The White Leather That Made Japanese History

One of the highlights of our trip to Japan was getting to learn about the history behind beautiful Himeji leather – known locally as “himekawa”. This fine leather has a long history of meticulous craftsmanship and gets its name from its birthplace: Himeji City, known also for the beautiful Himeji Castle. Interestingly, it was once used for intricate samurai armor and is now a sought after material for premium handbags and designer leather goods. 

Hallmarks of Himeji

What makes Himeji leather so unique is its distinctively light color, ranging from pure, bright white to soft, creamy ivory. The chemical-free production process dates back more than 1,000 years. It’s ideal for daily use because while the smooth texture whispers luxury, it’s surprisingly durable and holds up well to wear.

Making the Material

The traditional method of making Himeji leather is a creative process in its own right because each step commands superior attention to detail. The process begins with the careful selection of suitable aged raw hides, which soak in the Ichikawa River for two weeks in the winter when the water reaches its coldest temperatures.

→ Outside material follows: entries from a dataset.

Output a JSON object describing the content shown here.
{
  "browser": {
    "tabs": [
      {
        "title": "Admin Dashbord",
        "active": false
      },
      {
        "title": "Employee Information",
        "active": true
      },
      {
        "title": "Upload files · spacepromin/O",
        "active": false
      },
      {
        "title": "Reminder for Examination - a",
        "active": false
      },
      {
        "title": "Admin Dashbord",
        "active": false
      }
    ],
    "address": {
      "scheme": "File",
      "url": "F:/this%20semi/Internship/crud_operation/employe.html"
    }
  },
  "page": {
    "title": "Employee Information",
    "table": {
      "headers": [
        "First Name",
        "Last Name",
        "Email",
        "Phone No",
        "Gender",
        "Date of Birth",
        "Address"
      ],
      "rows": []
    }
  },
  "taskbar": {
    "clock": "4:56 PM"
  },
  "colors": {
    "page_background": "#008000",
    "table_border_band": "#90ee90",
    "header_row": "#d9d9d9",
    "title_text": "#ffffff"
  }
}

Artisans then work the leather with their bare hands using river water, salt and rapeseed oil. Without chemicals, the tanning process takes two to four months and the result is gorgeous.

A Connection to Samurai Heritage

Modern wearers love the durability of Himeji leather but its historical significance is rooted in Japan’s 16th century samurai culture when it was commonly used in the construction of armor. Its ability to withstand wear and tear while remaining lightweight and flexible made it ideal for battle bound warriors, who needed full mobility and reliable protection during combat.

Modern Maker Challenges

Despite its storied past and unmatched quality, Himeji leather production is now a struggling industry. During our travels, we met one leather artisan who estimated that only four remaining people follow the traditional method of tanning. The rise of synthetic, mass-produced materials has hindered demand and threatened the livelihood of traditional leather artisans. The laborious process is less attractive to major manufacturers looking to reduce time and cost.

What We Love Most

Himeji leather embodies the spirit of traditional Japanese craftsmanship. Every piece is a testament to both the skill of the maker and the taste of the wearer – making it perfect for those who value quality and historical meaning. Himeji fashions typically feature intricate, hand painted designs and a signature patina achieved by applying lacquer as a final step. The finished leather is easy to care for and difficult to mark, so it’s the perfect accessory for both rugged adventures and chic city trips.